You take out insurance cover to cover against an unexpected loss and if your property is damaged in some way you might decide to make a claim to cover the cost of repairs.
The big problem is that if the damage is caused by a scenario that is not covered by your insurer or your DIY disaster means you fall foul of their rules, your claim could be denied and you will be left to pick up the bill.
Here is an overview of some of the circumstances that could cause an insurance claim to be denied, including some common mishaps that could leave you out of pocket, why you need to take building codes seriously, plus a reminder about a risk to your personal safety.
Check your coverage
Although you can’t say for sure that your insurer is going to say no to a claim for damage to your property because of a DIY faux-pas that needs putting right, the type of cover you have will definitely be an influential factor.
If you haven’t paid for full accidental damage cover there is a high chance that the insurer will take the view that you are at fault and will be unlikely to consider your request for financial assistance.

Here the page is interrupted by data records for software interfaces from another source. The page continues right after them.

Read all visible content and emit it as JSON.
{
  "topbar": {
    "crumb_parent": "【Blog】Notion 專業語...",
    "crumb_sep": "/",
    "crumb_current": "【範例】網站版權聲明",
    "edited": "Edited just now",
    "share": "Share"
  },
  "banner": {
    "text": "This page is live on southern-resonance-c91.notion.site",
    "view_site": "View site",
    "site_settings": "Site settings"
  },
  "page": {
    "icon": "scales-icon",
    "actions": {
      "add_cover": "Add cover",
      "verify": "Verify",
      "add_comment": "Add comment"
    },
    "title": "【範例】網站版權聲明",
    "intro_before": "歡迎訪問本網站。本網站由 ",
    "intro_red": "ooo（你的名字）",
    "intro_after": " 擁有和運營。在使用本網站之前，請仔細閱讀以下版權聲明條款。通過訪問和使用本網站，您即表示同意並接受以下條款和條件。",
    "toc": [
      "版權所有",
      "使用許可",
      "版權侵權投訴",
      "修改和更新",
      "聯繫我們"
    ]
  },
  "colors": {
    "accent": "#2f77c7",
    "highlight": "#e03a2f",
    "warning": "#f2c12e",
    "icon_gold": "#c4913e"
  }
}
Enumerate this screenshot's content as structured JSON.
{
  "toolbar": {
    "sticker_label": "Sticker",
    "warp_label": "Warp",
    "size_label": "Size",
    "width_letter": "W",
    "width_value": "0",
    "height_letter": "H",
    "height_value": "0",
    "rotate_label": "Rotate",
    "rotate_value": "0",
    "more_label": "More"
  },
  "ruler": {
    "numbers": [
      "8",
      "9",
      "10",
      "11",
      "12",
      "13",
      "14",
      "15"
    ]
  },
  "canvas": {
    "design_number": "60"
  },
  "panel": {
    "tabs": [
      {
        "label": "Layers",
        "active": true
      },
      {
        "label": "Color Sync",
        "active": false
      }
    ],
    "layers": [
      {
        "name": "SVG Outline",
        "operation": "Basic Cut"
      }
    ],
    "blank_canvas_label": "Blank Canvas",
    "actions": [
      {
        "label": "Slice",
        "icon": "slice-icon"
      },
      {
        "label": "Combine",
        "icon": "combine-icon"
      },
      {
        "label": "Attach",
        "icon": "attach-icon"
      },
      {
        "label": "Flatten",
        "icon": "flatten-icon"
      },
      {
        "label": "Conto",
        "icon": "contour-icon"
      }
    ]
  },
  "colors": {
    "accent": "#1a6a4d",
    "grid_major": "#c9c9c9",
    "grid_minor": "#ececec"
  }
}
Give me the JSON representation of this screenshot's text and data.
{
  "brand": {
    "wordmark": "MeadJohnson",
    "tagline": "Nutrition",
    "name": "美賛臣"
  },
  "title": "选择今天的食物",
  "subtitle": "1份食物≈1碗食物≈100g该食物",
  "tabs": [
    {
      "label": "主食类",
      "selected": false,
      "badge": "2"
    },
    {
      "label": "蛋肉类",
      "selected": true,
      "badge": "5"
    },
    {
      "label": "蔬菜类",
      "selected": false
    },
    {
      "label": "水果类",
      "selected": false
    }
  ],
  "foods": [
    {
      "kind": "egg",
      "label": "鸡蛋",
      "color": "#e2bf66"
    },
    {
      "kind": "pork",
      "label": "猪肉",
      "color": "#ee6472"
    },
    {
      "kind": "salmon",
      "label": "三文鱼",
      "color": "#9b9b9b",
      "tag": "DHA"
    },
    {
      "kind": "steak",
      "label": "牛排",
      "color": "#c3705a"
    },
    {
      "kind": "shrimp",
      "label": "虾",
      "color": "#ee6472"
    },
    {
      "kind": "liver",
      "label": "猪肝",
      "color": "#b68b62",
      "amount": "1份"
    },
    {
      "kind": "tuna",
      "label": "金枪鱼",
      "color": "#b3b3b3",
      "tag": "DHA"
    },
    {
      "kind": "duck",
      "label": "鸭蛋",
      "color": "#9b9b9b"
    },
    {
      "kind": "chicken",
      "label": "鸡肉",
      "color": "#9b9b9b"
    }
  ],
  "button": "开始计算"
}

Using the right tools for the job, like these, will help improve your odds of doing the job properly in the first place but you also need to have a more comprehensive level of insurance if you want a better chance of getting your insurers help to put things right.
Staying on the right side of codes and laws
If you are carrying out certain repairs or renovations to your property, especially if you are working with electrics and plumbing, it is likely that you might need to get a permit for the work being done.
Permits and local safety laws are designed to protect the homeowner and whoever uses the property from harm by having minimum standards and requirements that need to be met when the work is carried out.
If you decide to do this type of work yourself you will not only be putting yourself and others at risk if the electrical or plumbing is not up to standard, you are also likely to be facing a hefty repair bill on your own if something subsequently goes wrong.
If your insurer discovers that an installation or repair doesn’t have a permit or hasn’t be carried out by an approved qualified contractor, they are very likely to dismiss your claim in a heartbeat.
Any home improvement project or DIY repair comes with a risk attached if you are not qualified to do the work, and another issue that is also worth pointing out is that if you don’t have the right protective gear and safety training, you could be putting yourself at risk of injury.
A DIY disaster can cause you a lot of problems and if you cut corners or don’t play by the rules, you might find that your insurer won’t offer the level of financial support you hoped for when making a claim.